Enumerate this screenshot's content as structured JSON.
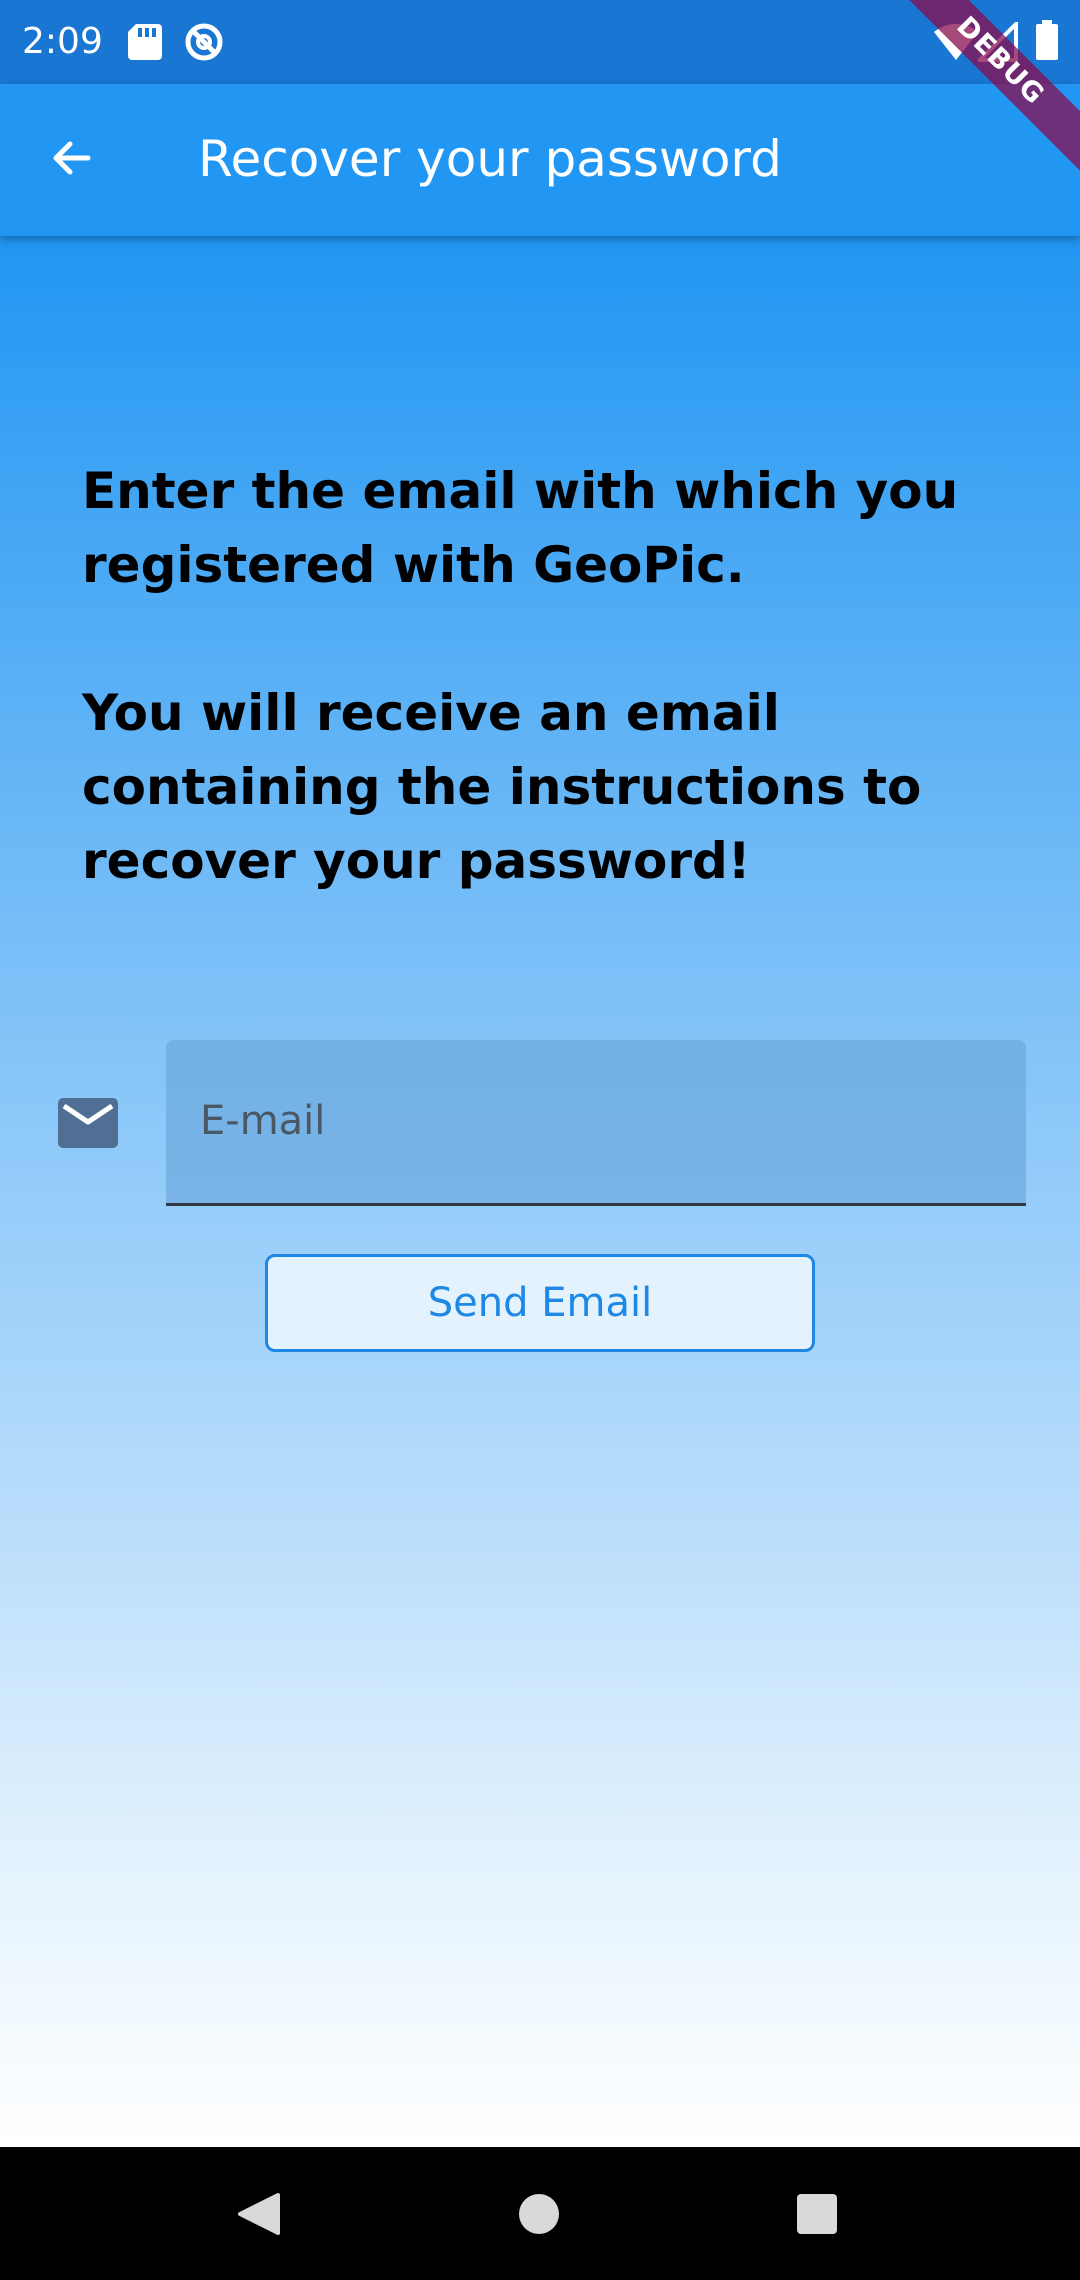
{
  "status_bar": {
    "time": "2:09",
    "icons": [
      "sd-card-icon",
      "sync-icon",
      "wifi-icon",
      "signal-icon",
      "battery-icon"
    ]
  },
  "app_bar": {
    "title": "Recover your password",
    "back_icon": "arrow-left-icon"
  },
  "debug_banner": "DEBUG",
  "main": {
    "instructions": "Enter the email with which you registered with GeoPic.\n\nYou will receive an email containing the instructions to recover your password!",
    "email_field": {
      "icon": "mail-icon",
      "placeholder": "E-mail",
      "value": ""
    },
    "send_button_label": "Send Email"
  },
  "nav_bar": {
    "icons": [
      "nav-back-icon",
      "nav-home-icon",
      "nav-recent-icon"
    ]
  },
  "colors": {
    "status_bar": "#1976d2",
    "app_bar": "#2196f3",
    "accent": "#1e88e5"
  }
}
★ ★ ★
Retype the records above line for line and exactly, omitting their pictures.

| Exercise output |
Enumerate this screenshot's content as structured JSON.
{
  "status_bar": {
    "time": "2:09",
    "icons": [
      "sd-card-icon",
      "sync-icon",
      "wifi-icon",
      "signal-icon",
      "battery-icon"
    ]
  },
  "app_bar": {
    "title": "Recover your password",
    "back_icon": "arrow-left-icon"
  },
  "debug_banner": "DEBUG",
  "main": {
    "instructions": "Enter the email with which you registered with GeoPic.\n\nYou will receive an email containing the instructions to recover your password!",
    "email_field": {
      "icon": "mail-icon",
      "placeholder": "E-mail",
      "value": ""
    },
    "send_button_label": "Send Email"
  },
  "nav_bar": {
    "icons": [
      "nav-back-icon",
      "nav-home-icon",
      "nav-recent-icon"
    ]
  },
  "colors": {
    "status_bar": "#1976d2",
    "app_bar": "#2196f3",
    "accent": "#1e88e5"
  }
}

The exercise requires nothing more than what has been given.